### [Exercise requirements]
Once the pictures have been excluded, set down each remaining entry word for word.

Source records:
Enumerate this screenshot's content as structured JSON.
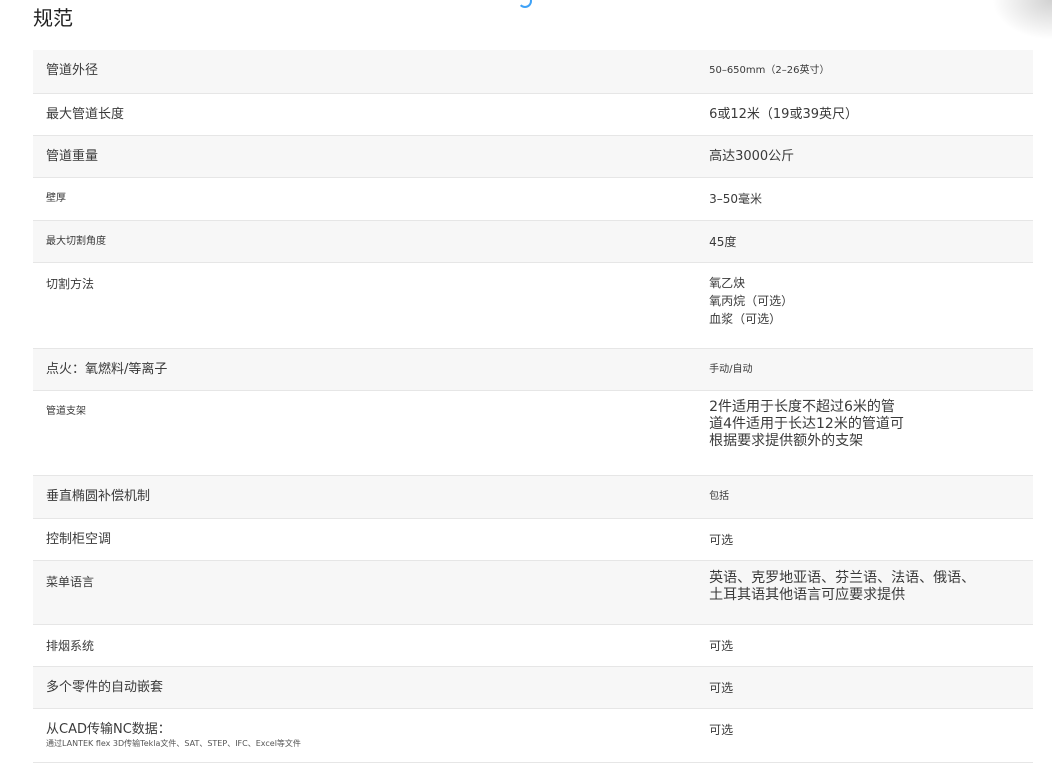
{
  "page": {
    "title": "规范"
  },
  "specs": [
    {
      "label": "管道外径",
      "value": "50–650mm（2–26英寸）"
    },
    {
      "label": "最大管道长度",
      "value": "6或12米（19或39英尺）"
    },
    {
      "label": "管道重量",
      "value": "高达3000公斤"
    },
    {
      "label": "壁厚",
      "value": "3–50毫米"
    },
    {
      "label": "最大切割角度",
      "value": "45度"
    },
    {
      "label": "切割方法",
      "value": "氧乙炔\n氧丙烷（可选）\n血浆（可选）"
    },
    {
      "label": "点火：氧燃料/等离子",
      "value": "手动/自动"
    },
    {
      "label": "管道支架",
      "value": "2件适用于长度不超过6米的管\n道4件适用于长达12米的管道可\n根据要求提供额外的支架"
    },
    {
      "label": "垂直椭圆补偿机制",
      "value": "包括"
    },
    {
      "label": "控制柜空调",
      "value": "可选"
    },
    {
      "label": "菜单语言",
      "value": "英语、克罗地亚语、芬兰语、法语、俄语、\n土耳其语其他语言可应要求提供"
    },
    {
      "label": "排烟系统",
      "value": "可选"
    },
    {
      "label": "多个零件的自动嵌套",
      "value": "可选"
    },
    {
      "label": "从CAD传输NC数据：",
      "sublabel": "通过LANTEK flex 3D传输Tekla文件、SAT、STEP、IFC、Excel等文件",
      "value": "可选"
    }
  ]
}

### [Response]
Enumerate this screenshot's content as structured JSON.
{
  "page": {
    "title": "规范"
  },
  "specs": [
    {
      "label": "管道外径",
      "value": "50–650mm（2–26英寸）"
    },
    {
      "label": "最大管道长度",
      "value": "6或12米（19或39英尺）"
    },
    {
      "label": "管道重量",
      "value": "高达3000公斤"
    },
    {
      "label": "壁厚",
      "value": "3–50毫米"
    },
    {
      "label": "最大切割角度",
      "value": "45度"
    },
    {
      "label": "切割方法",
      "value": "氧乙炔\n氧丙烷（可选）\n血浆（可选）"
    },
    {
      "label": "点火：氧燃料/等离子",
      "value": "手动/自动"
    },
    {
      "label": "管道支架",
      "value": "2件适用于长度不超过6米的管\n道4件适用于长达12米的管道可\n根据要求提供额外的支架"
    },
    {
      "label": "垂直椭圆补偿机制",
      "value": "包括"
    },
    {
      "label": "控制柜空调",
      "value": "可选"
    },
    {
      "label": "菜单语言",
      "value": "英语、克罗地亚语、芬兰语、法语、俄语、\n土耳其语其他语言可应要求提供"
    },
    {
      "label": "排烟系统",
      "value": "可选"
    },
    {
      "label": "多个零件的自动嵌套",
      "value": "可选"
    },
    {
      "label": "从CAD传输NC数据：",
      "sublabel": "通过LANTEK flex 3D传输Tekla文件、SAT、STEP、IFC、Excel等文件",
      "value": "可选"
    }
  ]
}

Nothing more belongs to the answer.